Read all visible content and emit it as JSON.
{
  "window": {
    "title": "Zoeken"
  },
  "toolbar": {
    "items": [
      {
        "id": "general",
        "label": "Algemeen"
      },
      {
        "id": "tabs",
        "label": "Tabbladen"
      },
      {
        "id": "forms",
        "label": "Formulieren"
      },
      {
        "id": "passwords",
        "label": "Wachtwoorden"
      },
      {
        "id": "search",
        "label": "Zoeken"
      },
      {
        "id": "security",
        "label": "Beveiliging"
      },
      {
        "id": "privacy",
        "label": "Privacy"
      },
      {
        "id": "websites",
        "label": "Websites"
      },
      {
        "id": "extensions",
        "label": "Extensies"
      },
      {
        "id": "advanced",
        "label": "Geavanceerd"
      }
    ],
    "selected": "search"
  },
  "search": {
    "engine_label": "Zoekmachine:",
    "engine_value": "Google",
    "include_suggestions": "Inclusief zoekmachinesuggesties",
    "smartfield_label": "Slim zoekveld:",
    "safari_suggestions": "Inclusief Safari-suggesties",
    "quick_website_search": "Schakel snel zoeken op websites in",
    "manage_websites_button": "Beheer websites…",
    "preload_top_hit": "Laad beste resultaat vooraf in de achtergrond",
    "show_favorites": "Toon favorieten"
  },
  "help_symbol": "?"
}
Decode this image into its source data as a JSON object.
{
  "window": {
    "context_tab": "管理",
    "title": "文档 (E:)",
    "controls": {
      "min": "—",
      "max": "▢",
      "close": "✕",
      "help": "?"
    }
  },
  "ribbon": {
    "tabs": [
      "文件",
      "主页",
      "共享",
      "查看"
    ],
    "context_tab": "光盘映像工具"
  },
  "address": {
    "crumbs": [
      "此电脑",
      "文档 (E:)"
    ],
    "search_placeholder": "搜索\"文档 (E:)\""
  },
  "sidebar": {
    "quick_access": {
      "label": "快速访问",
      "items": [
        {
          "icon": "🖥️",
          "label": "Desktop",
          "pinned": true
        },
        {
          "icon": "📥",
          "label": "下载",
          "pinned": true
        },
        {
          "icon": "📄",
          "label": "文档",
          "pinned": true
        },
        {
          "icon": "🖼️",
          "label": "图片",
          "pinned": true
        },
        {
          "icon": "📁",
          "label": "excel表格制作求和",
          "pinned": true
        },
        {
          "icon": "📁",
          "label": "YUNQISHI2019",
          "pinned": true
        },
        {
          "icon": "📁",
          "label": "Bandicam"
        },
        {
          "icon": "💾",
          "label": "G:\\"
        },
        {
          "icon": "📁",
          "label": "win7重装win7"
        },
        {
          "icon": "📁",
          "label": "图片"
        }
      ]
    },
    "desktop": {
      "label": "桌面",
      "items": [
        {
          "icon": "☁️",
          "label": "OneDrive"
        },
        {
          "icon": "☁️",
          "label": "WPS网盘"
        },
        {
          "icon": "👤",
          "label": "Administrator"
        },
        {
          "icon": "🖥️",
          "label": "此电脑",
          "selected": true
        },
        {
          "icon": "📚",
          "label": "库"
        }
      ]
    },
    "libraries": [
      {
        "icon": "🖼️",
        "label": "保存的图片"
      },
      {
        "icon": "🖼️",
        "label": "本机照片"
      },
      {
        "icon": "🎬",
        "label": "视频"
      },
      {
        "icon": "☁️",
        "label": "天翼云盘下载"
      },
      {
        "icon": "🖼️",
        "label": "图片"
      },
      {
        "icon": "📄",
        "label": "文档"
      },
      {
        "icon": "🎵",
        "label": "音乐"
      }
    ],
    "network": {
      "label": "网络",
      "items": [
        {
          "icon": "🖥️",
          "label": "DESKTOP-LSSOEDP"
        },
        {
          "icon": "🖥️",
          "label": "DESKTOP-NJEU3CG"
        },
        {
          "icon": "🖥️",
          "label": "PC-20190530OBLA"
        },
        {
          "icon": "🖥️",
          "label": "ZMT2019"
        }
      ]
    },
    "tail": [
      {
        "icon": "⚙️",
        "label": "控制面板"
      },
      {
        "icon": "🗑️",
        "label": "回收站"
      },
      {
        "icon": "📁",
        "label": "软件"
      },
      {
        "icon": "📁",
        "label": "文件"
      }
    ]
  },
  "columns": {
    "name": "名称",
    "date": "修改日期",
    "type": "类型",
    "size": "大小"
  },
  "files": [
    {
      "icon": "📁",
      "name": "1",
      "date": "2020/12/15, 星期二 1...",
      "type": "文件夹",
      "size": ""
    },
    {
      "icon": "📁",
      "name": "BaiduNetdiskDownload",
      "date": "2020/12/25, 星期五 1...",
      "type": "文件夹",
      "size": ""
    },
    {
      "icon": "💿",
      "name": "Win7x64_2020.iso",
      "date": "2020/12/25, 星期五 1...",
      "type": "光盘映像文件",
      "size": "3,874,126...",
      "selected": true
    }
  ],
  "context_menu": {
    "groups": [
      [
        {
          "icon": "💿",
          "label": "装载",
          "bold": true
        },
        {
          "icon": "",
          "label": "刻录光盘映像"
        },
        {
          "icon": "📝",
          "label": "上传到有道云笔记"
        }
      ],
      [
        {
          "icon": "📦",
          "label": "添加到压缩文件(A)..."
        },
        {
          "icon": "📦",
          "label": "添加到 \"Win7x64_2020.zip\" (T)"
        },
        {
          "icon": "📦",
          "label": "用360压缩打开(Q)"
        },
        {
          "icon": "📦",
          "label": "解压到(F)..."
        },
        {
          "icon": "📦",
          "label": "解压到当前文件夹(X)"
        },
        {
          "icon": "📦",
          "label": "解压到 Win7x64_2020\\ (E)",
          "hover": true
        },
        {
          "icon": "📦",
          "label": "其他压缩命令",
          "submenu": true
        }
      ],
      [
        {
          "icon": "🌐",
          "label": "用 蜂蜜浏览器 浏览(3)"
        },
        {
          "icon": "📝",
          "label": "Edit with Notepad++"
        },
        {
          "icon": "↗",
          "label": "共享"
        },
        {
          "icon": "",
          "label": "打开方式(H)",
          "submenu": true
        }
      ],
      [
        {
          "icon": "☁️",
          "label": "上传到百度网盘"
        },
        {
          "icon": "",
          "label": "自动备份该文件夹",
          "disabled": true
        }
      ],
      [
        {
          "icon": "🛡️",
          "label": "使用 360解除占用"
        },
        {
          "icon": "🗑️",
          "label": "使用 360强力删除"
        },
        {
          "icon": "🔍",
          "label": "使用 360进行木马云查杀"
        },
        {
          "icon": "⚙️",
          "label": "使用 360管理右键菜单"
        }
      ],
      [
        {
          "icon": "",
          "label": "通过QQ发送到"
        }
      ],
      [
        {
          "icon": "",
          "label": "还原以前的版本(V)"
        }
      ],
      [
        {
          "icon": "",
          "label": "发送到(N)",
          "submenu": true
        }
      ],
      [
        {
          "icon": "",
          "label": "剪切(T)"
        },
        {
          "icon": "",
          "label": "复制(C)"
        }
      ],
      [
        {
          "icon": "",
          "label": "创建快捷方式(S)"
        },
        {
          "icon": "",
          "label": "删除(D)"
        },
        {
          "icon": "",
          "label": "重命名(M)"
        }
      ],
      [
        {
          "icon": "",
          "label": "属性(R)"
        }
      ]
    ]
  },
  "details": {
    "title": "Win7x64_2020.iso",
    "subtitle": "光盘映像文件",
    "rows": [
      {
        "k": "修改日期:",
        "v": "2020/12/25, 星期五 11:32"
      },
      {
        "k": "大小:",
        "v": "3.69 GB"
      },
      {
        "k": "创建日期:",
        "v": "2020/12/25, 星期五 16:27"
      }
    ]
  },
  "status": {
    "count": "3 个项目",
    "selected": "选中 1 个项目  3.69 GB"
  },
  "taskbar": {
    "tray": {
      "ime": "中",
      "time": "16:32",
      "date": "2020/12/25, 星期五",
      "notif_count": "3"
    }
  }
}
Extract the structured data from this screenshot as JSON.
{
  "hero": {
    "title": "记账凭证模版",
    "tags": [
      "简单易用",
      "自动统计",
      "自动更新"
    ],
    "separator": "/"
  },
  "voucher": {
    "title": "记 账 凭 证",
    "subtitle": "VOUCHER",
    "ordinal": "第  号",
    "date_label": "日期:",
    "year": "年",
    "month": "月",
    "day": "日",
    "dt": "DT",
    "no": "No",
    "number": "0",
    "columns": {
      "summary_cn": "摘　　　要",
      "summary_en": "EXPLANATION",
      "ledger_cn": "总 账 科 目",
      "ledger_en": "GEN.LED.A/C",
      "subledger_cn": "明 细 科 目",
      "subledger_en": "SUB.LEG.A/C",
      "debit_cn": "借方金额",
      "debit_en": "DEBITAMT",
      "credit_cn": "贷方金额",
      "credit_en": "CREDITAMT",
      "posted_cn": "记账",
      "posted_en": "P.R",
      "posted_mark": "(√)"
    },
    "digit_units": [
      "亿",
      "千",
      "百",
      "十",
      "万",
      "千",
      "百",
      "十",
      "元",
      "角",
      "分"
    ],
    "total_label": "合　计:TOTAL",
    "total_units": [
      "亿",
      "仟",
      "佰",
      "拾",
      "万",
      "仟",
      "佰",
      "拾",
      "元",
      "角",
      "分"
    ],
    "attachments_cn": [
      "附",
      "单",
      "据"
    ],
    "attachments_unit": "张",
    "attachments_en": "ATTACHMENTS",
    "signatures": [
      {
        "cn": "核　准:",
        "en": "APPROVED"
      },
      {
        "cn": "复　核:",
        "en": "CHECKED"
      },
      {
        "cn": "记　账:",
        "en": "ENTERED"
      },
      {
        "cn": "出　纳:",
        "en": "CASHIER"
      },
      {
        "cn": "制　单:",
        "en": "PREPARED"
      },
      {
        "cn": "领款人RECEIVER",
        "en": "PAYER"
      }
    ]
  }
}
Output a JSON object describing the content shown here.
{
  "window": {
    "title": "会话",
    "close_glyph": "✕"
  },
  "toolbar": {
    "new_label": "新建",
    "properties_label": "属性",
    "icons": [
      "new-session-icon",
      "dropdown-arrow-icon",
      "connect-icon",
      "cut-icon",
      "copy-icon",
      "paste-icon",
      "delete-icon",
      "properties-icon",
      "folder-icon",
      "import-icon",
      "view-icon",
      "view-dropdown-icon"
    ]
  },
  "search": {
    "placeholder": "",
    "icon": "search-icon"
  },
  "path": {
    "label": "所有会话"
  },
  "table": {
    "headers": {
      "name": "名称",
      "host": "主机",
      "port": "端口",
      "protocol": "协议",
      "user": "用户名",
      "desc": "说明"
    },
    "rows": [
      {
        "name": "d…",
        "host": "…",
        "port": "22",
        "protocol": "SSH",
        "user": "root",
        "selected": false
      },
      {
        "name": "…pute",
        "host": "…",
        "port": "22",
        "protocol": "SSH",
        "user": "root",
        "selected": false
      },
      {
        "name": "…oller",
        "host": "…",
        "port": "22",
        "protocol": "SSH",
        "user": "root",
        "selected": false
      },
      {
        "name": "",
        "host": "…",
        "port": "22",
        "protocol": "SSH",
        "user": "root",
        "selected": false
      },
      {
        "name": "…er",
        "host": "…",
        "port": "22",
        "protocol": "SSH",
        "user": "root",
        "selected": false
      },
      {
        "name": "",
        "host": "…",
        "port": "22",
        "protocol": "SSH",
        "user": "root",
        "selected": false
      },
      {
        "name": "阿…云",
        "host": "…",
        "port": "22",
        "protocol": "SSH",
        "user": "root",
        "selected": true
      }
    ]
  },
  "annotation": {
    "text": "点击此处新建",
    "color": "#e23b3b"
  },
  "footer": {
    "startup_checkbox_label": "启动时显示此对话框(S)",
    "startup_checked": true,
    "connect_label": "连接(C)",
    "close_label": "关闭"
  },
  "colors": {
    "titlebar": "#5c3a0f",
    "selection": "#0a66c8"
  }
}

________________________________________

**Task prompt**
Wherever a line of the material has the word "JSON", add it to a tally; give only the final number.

**Your solution**
4